The tax was put forward by Prime Minister Justin Trudeau on Monday, and is planned to start at $10 per tonne for all of Canada by 2018. The rest of the plan will see the tax increase by $10 per year until it reaches $50 in 2022, with provinces and territories having the choice of implementing a cap and trade system or a tax, and choice of how to use the revenue.
The federal government will impose a carbon price in the absence of the provinces and territories putting one in place. The move has had a mixed reaction, with Alberta premier Rachel Notley saying she would not support the proposal in the absence of an approved pipeline.
Stubbs, who represents the riding of Lakeland in the House of Commons, discussed the newly-proposed tax on Tuesday afternoon with 106.1 The Goat, saying that she agreed with the provincial leaders who had a negative reaction to the idea.
“I think the important thing is that this carbon tax being proposed is not about environmental policy, it’s a cash grab,” said Stubbs.
“So, experts generally agree that a carbon tax that is aimed to reduce emissions needs to be around the $150 to $200 mark, so, the Liberals are not announcing that because it is not politically palatable. No government in Canada has implemented that, despite the fact that the mass majority of jurisdictions in Canada already have some approach to carbon pricing, but that’s the main issue. This is about revenue generation, it’s not about environmental policy.”
Stubbs also said that the tax would raise prices and all goods and services across the country, and will harm the energy sector, which plays a large role in the economy of the Lakeland riding.

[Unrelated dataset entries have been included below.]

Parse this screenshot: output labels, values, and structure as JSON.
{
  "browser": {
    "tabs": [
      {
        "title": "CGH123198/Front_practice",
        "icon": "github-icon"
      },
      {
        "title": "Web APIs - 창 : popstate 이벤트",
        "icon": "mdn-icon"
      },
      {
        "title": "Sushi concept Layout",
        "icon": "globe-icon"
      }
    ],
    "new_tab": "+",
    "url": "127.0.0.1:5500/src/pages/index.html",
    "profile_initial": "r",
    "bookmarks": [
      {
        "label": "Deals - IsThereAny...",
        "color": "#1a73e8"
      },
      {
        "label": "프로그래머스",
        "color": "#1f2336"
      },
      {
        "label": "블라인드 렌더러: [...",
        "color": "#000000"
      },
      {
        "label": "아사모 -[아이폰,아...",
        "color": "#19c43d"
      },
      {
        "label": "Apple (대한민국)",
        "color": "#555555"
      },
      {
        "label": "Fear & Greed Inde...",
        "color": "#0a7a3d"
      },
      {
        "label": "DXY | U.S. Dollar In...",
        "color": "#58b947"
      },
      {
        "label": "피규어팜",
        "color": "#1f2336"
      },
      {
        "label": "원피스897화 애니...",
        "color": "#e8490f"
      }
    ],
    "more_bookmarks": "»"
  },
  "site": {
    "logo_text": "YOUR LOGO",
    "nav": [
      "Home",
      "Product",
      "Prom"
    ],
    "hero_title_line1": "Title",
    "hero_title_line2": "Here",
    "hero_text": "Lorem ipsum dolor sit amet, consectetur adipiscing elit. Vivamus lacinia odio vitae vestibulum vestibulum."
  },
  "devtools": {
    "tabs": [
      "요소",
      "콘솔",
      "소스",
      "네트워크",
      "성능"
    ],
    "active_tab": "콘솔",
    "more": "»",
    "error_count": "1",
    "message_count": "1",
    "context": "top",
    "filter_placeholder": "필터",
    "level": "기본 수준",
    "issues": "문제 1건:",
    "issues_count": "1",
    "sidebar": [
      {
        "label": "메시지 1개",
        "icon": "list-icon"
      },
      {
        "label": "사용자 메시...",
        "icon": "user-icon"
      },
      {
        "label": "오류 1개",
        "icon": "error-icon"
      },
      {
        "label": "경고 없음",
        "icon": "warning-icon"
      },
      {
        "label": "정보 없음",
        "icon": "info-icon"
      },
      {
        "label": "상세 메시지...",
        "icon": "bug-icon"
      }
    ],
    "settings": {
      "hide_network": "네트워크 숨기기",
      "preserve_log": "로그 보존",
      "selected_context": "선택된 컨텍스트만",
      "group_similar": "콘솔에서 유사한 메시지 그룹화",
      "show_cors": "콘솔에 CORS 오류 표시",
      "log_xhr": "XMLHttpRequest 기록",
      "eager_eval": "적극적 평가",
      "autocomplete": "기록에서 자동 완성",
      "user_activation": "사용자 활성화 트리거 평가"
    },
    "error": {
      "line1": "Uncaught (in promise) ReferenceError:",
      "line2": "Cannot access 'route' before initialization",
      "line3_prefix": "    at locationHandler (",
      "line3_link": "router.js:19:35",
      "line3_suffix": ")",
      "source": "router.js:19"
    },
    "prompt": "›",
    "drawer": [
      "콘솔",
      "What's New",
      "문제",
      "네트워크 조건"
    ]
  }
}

“It is a tax hike, which will increase the cost of living, and the cost of literally everything, because that’s how the economy works, at the very worst time,” said Stubbs.
Stubbs’s plan to try and combat the tax is starting off with a petition on her website against the tax.
“We are asking for Canadians to speak out about not wanting this unilateral imposition of a tax increase which will increase the cost of living for everybody,” said Stubbs.
“What’s concerning about this is that we can have a fact based conversation about environmental policy, and environmental outcomes, but this carbon tax plan is not it.”
Stubbs will be back in the riding next week for meetings, before returning to Ottawa for five weeks.